“Samples collected from the surface/subsurface of C-type asteroid 162,173 Ryugu by the Hayabusa2 mission were nondestructively analyzed in three dimensions (3D). Seventy-three small particles (approximately 10–180 µm in size) were observed using X-ray nanotomography, with an effective spatial resolution of approximately 200 nm. Detailed descriptions of these samples in terms of mineralogy, petrology, and variations among particles were reported. The 57 most common particles consisted of a phyllosilicate matrix containing mineral grains, mainly magnetite, pyrrhotite, dolomite and apatite. The remaining particles were mostly monomineralic particles (pyrrhotite, dolomite, breunnerite, apatite, and Mg-Na phosphate) with two unique particles (calcite in a Al2Si2O5(OH)4 matrix, and CaCO3, phyllosilicate, and tochilinite-chronstedtite inclusions in a carbonaceous material matrix). The results confirmed that the samples correspond to Ivuna-type carbonaceous chondrites (CI chondrites) or related materials. Many small inclusions of voids and carbonaceous materials were detected in pyrrhotite, dolomite, breunnerite, and apatite. However, no fluid inclusions were observed, except for those in pyrrhotite that have already been reported. Magnetite exhibited a wide variety of morphologies, from irregular shapes (spherulites, framboids, plaquettes, and whiskers) to euhedral shapes (equants, rods, and cubes), along with transitional shapes. In contrast, the other minerals exhibit predominantly euhedral shapes (pyrrhotite: pseudo-hexagonal plates, dolomite: flattened rhombohedrons, breunnerite: largely flattened rhombohedrons, and apatite: hexagonal prisms) or aggregates of faceted crystals, except for Mg-Na phosphate. The matrices were heterogeneous with variable phyllosilicate particle sizes, Mg/Fe ratios, density (1.7 ± 0.2 g/cm3), nanoporosities (36 ± 9 %), and abundances of nanograins of Fe(-Ni) sulfides. The macroporosity of the particles was estimated as 12 ± 4 %.

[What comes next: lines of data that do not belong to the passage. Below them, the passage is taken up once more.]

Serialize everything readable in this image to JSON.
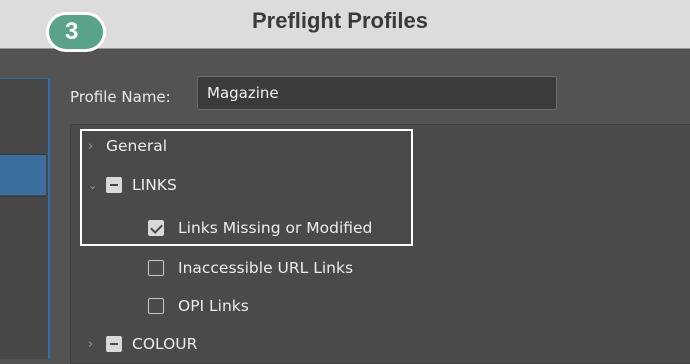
{
  "window": {
    "title": "Preflight Profiles"
  },
  "badge": {
    "number": "3"
  },
  "profile": {
    "name_label": "Profile Name:",
    "name_value": "Magazine"
  },
  "tree": {
    "general": {
      "label": "General",
      "chevron": "chevron-right-icon"
    },
    "links": {
      "label": "LINKS",
      "chevron": "chevron-down-icon",
      "state": "mixed"
    },
    "links_missing": {
      "label": "Links Missing or Modified",
      "checked": true
    },
    "inaccessible_url": {
      "label": "Inaccessible URL Links",
      "checked": false
    },
    "opi_links": {
      "label": "OPI Links",
      "checked": false
    },
    "colour": {
      "label": "COLOUR",
      "chevron": "chevron-right-icon",
      "state": "mixed"
    }
  },
  "colors": {
    "badge": "#5aa38a",
    "highlight": "#ffffff",
    "selection": "#3b6f9f"
  }
}
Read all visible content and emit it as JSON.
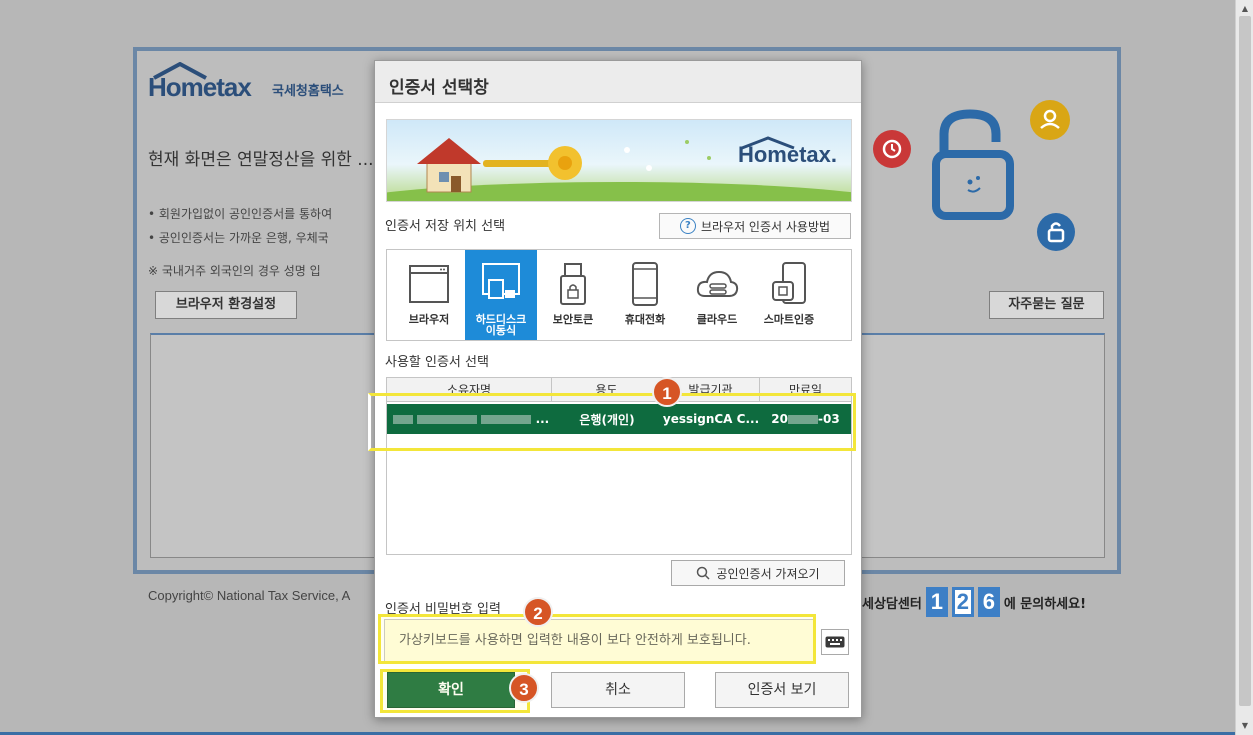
{
  "background": {
    "logo_main": "Hometax",
    "logo_sub": "국세청홈택스",
    "headline": "현재 화면은 연말정산을 위한 ...",
    "bullets": [
      "• 회원가입없이 공인인증서를 통하여",
      "• 공인인증서는 가까운 은행, 우체국",
      "※ 국내거주 외국인의 경우 성명 입"
    ],
    "browser_settings_button": "브라우저 환경설정",
    "faq_button": "자주묻는 질문",
    "copyright": "Copyright© National Tax Service, A",
    "contact_prefix": "세상담센터",
    "contact_digits": [
      "1",
      "2",
      "6"
    ],
    "contact_suffix": "에 문의하세요!"
  },
  "dialog": {
    "title": "인증서 선택창",
    "banner_logo": "Hometax.",
    "storage_label": "인증서 저장 위치 선택",
    "guide_button": "브라우저 인증서 사용방법",
    "storage_options": [
      {
        "label": "브라우저",
        "icon": "browser-icon",
        "active": false
      },
      {
        "label": "하드디스크\n이동식",
        "icon": "usb-drive-icon",
        "active": true
      },
      {
        "label": "보안토큰",
        "icon": "security-token-icon",
        "active": false
      },
      {
        "label": "휴대전화",
        "icon": "mobile-phone-icon",
        "active": false
      },
      {
        "label": "클라우드",
        "icon": "cloud-icon",
        "active": false
      },
      {
        "label": "스마트인증",
        "icon": "smart-auth-icon",
        "active": false
      }
    ],
    "cert_select_label": "사용할 인증서 선택",
    "table": {
      "headers": [
        "소유자명",
        "용도",
        "발급기관",
        "만료일"
      ],
      "rows": [
        {
          "owner": "...",
          "purpose": "은행(개인)",
          "issuer": "yessignCA C...",
          "expiry_prefix": "20",
          "expiry_suffix": "-03"
        }
      ]
    },
    "import_button": "공인인증서 가져오기",
    "password_label": "인증서 비밀번호 입력",
    "password_placeholder": "가상키보드를 사용하면 입력한 내용이 보다 안전하게 보호됩니다.",
    "ok_button": "확인",
    "cancel_button": "취소",
    "view_button": "인증서 보기"
  },
  "annotations": {
    "step1": "1",
    "step2": "2",
    "step3": "3",
    "highlight_color": "#f3e63a",
    "badge_color": "#d65525"
  }
}
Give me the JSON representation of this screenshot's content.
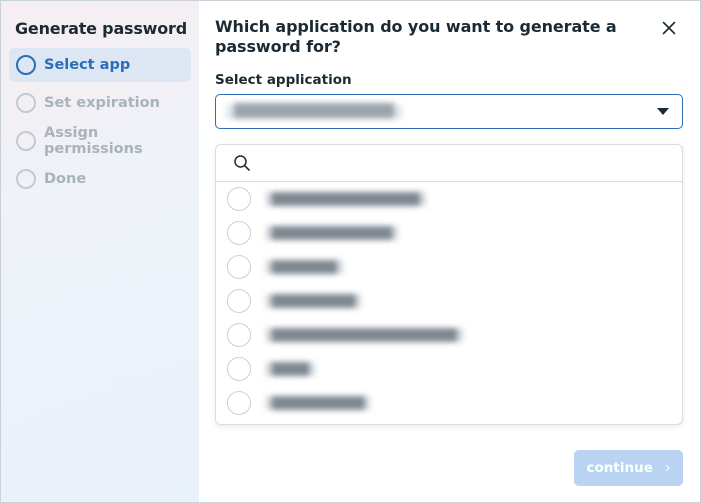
{
  "sidebar": {
    "title": "Generate password",
    "steps": [
      {
        "label": "Select app",
        "state": "active"
      },
      {
        "label": "Set expiration",
        "state": "inactive"
      },
      {
        "label": "Assign permissions",
        "state": "inactive"
      },
      {
        "label": "Done",
        "state": "inactive"
      }
    ]
  },
  "main": {
    "heading": "Which application do you want to generate a password for?",
    "close_icon": "close-icon",
    "select": {
      "label": "Select application",
      "value": "████████████████"
    },
    "dropdown": {
      "search_placeholder": "",
      "options": [
        {
          "label": "████████████████"
        },
        {
          "label": "█████████████"
        },
        {
          "label": "███████"
        },
        {
          "label": "█████████"
        },
        {
          "label": "████████████████████"
        },
        {
          "label": "████"
        },
        {
          "label": "██████████"
        }
      ]
    },
    "continue_label": "continue",
    "continue_icon": "chevron-right-icon"
  },
  "colors": {
    "accent": "#2a6ebb",
    "active_step_bg": "#dce7f3",
    "disabled_button": "#b9d4f3"
  }
}
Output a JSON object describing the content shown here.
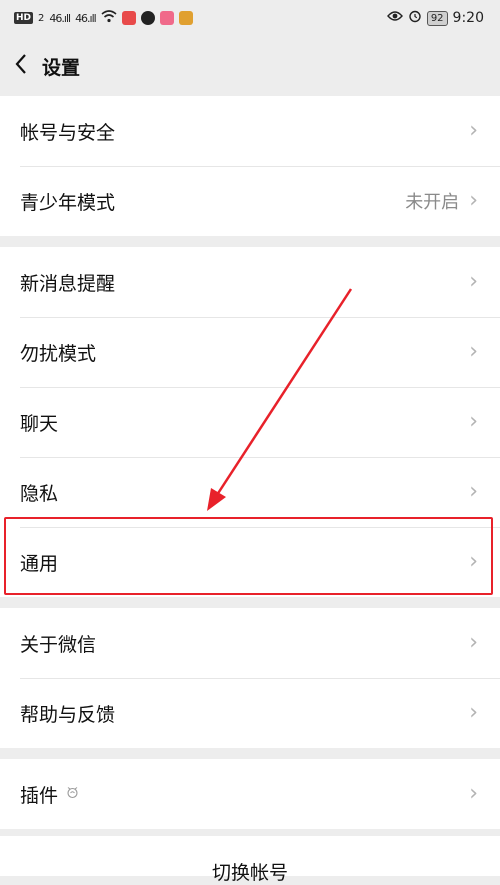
{
  "status_bar": {
    "hd": "HD",
    "hd_sub": "2",
    "signal1": "46.ıll",
    "signal2": "46.ıll",
    "battery": "92",
    "time": "9:20",
    "icons": [
      "wifi-icon",
      "app-icon",
      "wechat-icon",
      "app-icon",
      "app-icon",
      "eye-icon",
      "alarm-icon"
    ]
  },
  "header": {
    "back_icon": "chevron-left-icon",
    "title": "设置"
  },
  "groups": [
    {
      "items": [
        {
          "label": "帐号与安全",
          "value": ""
        },
        {
          "label": "青少年模式",
          "value": "未开启"
        }
      ]
    },
    {
      "items": [
        {
          "label": "新消息提醒"
        },
        {
          "label": "勿扰模式"
        },
        {
          "label": "聊天"
        },
        {
          "label": "隐私"
        },
        {
          "label": "通用"
        }
      ]
    },
    {
      "items": [
        {
          "label": "关于微信"
        },
        {
          "label": "帮助与反馈"
        }
      ]
    },
    {
      "items": [
        {
          "label": "插件"
        }
      ]
    }
  ],
  "bottom": {
    "switch_account": "切换帐号"
  },
  "colors": {
    "annotation_red": "#e8212a",
    "background": "#ededed"
  }
}
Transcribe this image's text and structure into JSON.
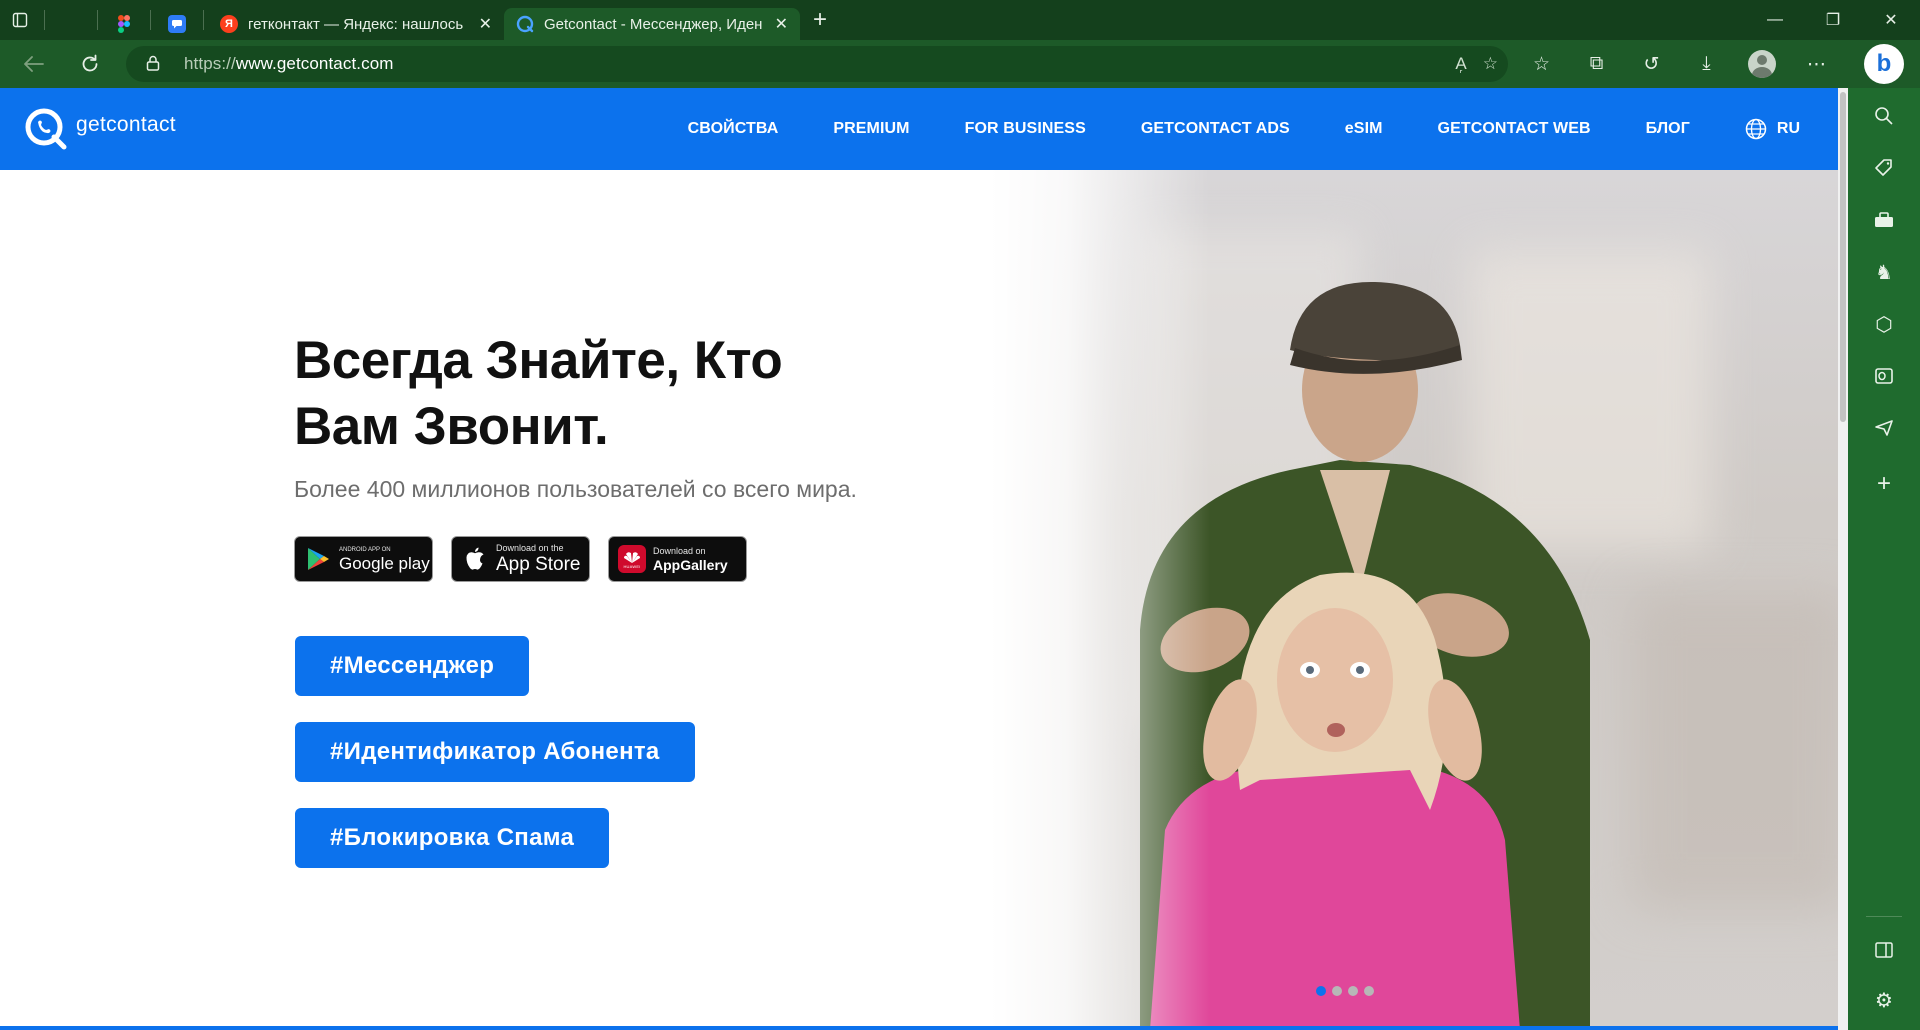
{
  "browser": {
    "tabs": [
      {
        "title": "",
        "favicon": "blank-tab"
      },
      {
        "title": "",
        "favicon": "figma-icon"
      },
      {
        "title": "",
        "favicon": "messages-icon"
      },
      {
        "title": "гетконтакт — Яндекс: нашлось",
        "favicon": "yandex-icon"
      },
      {
        "title": "Getcontact - Мессенджер, Иден",
        "favicon": "getcontact-icon",
        "active": true
      }
    ],
    "address": {
      "protocol": "https://",
      "host": "www.getcontact.com"
    },
    "accent_color": "#14401c"
  },
  "site": {
    "brand": "getcontact",
    "brand_color": "#0c72ed",
    "menu": [
      "СВОЙСТВА",
      "PREMIUM",
      "FOR BUSINESS",
      "GETCONTACT ADS",
      "eSIM",
      "GETCONTACT WEB",
      "БЛОГ"
    ],
    "language": "RU",
    "hero": {
      "title_line1": "Всегда Знайте, Кто",
      "title_line2": "Вам Звонит.",
      "subtitle": "Более 400 миллионов пользователей со всего мира."
    },
    "stores": {
      "google": {
        "small": "ANDROID APP ON",
        "big": "Google play"
      },
      "apple": {
        "small": "Download on the",
        "big": "App Store"
      },
      "huawei": {
        "small": "Download on",
        "big": "AppGallery",
        "badge": "HUAWEI"
      }
    },
    "tags": [
      "#Мессенджер",
      "#Идентификатор Абонента",
      "#Блокировка Спама"
    ],
    "carousel": {
      "slides": 4,
      "active": 1
    }
  }
}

The observed textural relationships among the minerals suggest a precipitation sequence of: magnetite (spherulite → plaquette/framboid → rod/equant) → pyrrhotite (pentlandite → pyrrhotite) → apatite  → dolomite  → breunnerite → coarse phyllosilicates. Fe-bearing olivine (or low-Ca pyroxene) might have precipitated later than dolomite, indicating a high Mg activity in the aqueous solution. This precipitation sequence corresponds to a transition from irregular crystal forms (as seen in some magnetite) to regular forms of euhedral crystals (observed in some magnetite and other minerals). Based on the precipitation sequence and mineral morphologies, together with previously reported observations, a model for aqueous alteration in the Ryugu parent body was proposed as follows: CO2-H2O ice, amorphous silicates (GEMS-like material), and some minerals (mostly metal, sulfides, and anhydrous silicates) accumulated to form the parent body of Ryugu. Amorphous silicates and Fe-Ni metal quickly dissolved into the melted ice to form a highly supersaturated aqueous solution. Poorly-crystalized phyllosilicate and spherulitic magnetite precipitated first, followed by plaquette/framboidal magnetites with decreasing degree of supersaturation due to precipitation. Pseudo-hexagonal pyrrhotite plates were formed by dissolution and reprecipitation under relatively low supersaturation. Subsequently, apatite, dolomite, and breunnerite precipitated in this order in response to decreasing supersaturation.”